When the 18 patients without a diagnosis in group 2 were added to the third group, there were 155 patients with no cause for syncope after initial clinical evaluation. Of these, 33 pursued no further investigations, either because the patients refused or were in poor health or for logistical reasons. Of the remaining 122 patients, a diagnosis was confirmed in 30 after extensive work-up. All 30 had abnormal baseline ECGs. The work-up included 24-hour Holter monitoring, ambulatory loop ECG recording, echocardiography, tilt-table testing, and electrophysiological (EP) studies. Interestingly, although the echocardiograms revealed abnormalities in some patients, none of the abnormalities were considered pertinent to syncope. Holter monitoring, ambulatory loop recording, tilt-table testing, and EP testing helped establish diagnoses in 9, 3, 11, and 7 patients, respectively. This increased the number of patients with a diagnosis to 525 (see Table). These patients were followed for 18 months, during which 55 died. Patients with a cardiac cause of syncope were more likely to die. Also during this period, 95 patients (15%) had 1 or more recurrences of syncope.
Comment by Allan J. Wilke, MD
Syncope, a short-lived loss of consciousness, accounts for 3% of all emergency room visits (1.1% in this study). It is the result of a bewildering and disparate number of diseases, some of them potentially life threatening, some of them with specific therapies.

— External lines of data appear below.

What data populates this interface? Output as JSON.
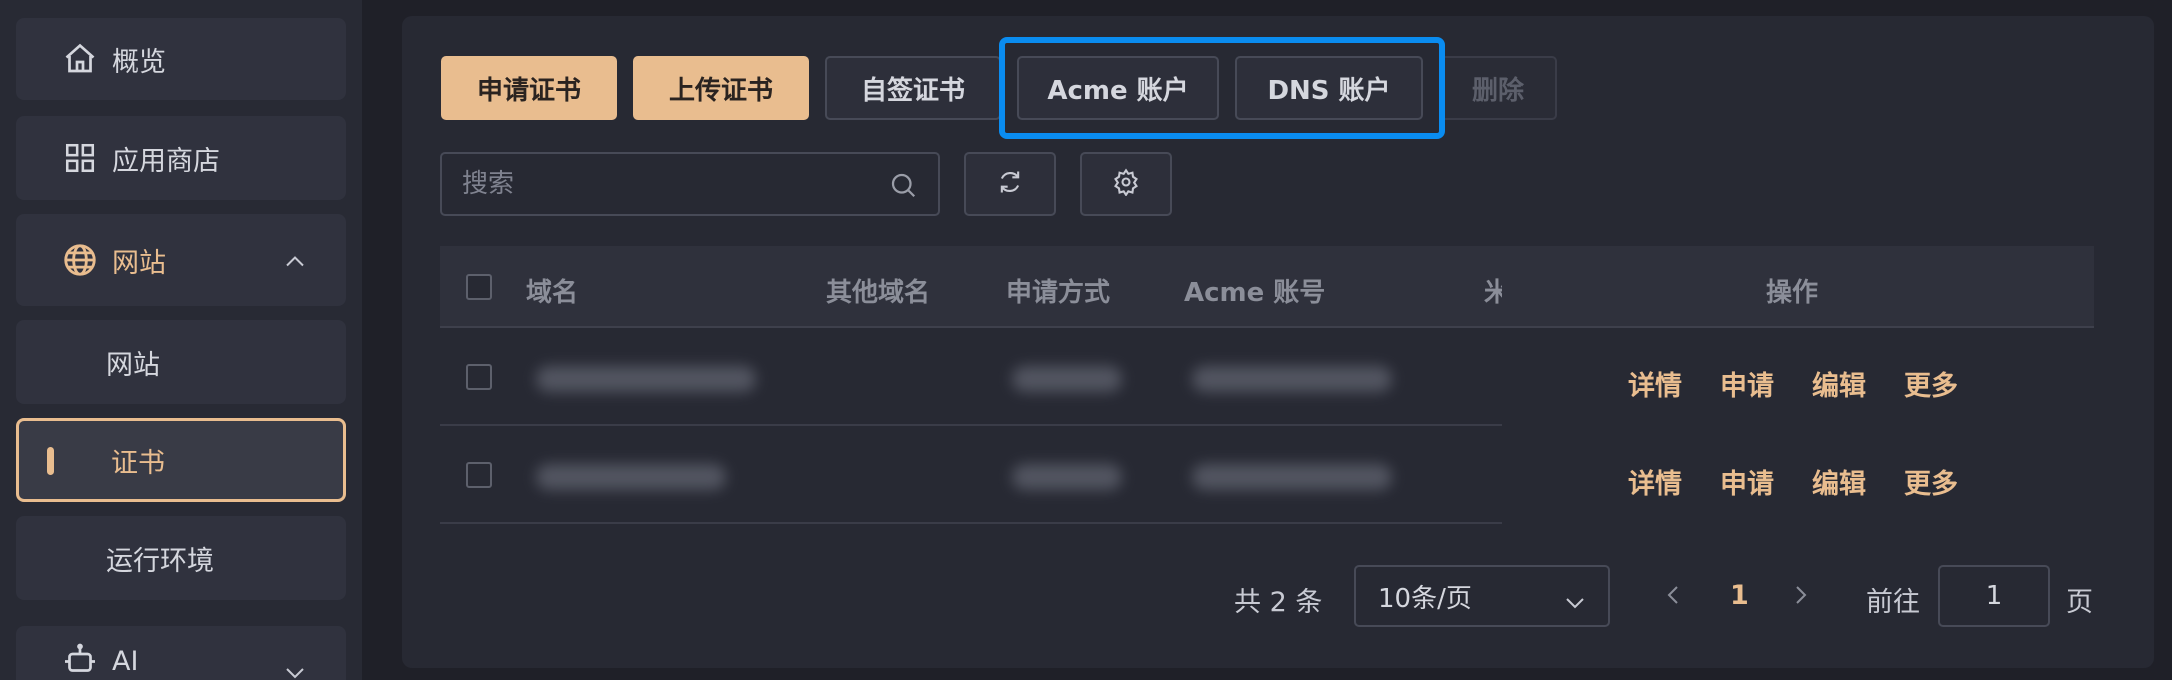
{
  "sidebar": {
    "items": [
      {
        "label": "概览",
        "icon": "home-icon"
      },
      {
        "label": "应用商店",
        "icon": "grid-icon"
      },
      {
        "label": "网站",
        "icon": "globe-icon"
      },
      {
        "label": "网站"
      },
      {
        "label": "证书"
      },
      {
        "label": "运行环境"
      },
      {
        "label": "AI",
        "icon": "robot-icon"
      }
    ]
  },
  "toolbar": {
    "apply_cert": "申请证书",
    "upload_cert": "上传证书",
    "self_signed": "自签证书",
    "acme_account": "Acme 账户",
    "dns_account": "DNS 账户",
    "delete": "删除"
  },
  "search": {
    "placeholder": "搜索"
  },
  "table": {
    "columns": [
      "域名",
      "其他域名",
      "申请方式",
      "Acme 账号",
      "米",
      "操作"
    ],
    "rows": [
      {
        "actions": [
          "详情",
          "申请",
          "编辑",
          "更多"
        ]
      },
      {
        "actions": [
          "详情",
          "申请",
          "编辑",
          "更多"
        ]
      }
    ]
  },
  "pagination": {
    "total": "共 2 条",
    "page_size": "10条/页",
    "current_page": "1",
    "goto_label": "前往",
    "goto_value": "1",
    "page_suffix": "页"
  },
  "colors": {
    "accent": "#e9bd8f",
    "highlight": "#0a8cf0",
    "background": "#1f2028"
  }
}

Its transitory nature, while ultimately a blessing for the patient, makes diagnosis difficult. It is not amenable to our calls to "come back when you have it again." Unless your patient is attached to telemetry or some cardiac event monitor when syncope occurs, the diagnosis is very much an educated guess, but that’s okay. This study’s value is in its reassurance that we can come to a diagnosis, more often than not, with tools that are readily available to anyone practicing adult medicine.
The study does raise some methodological questions. First, this study was done in Geneva, Switzerland. Does Sarasin et al’s study group resemble the patients I see with syncope? Maybe. Although they do not provide ethnic or racial breakdowns, I assume that their patients were predominantly Swiss and probably overwhelmingly Caucasian. Second, is their definition of syncope too broad? For instance, a seizure might look like "a sudden, transient loss of consciousness with an inability to maintain postural tone and spontaneous recovery." However, I would argue that by keeping the definition broad and then assigning a diagnosis (such as seizure) keeps in perspective the reality that, at first, we do not always know what disease has caused the symptom.
The diagnostic yield of an extensive workup (30/155 or 19%) is disappointing. I would like to see a cost analysis of this. It may make sense to limit an extensive work-up to that patient who has an abnormal ECG at baseline.
Dr. Wilke is an Assistant Professor of Family Medicine, Medical College of Ohio, Toledo, Ohio.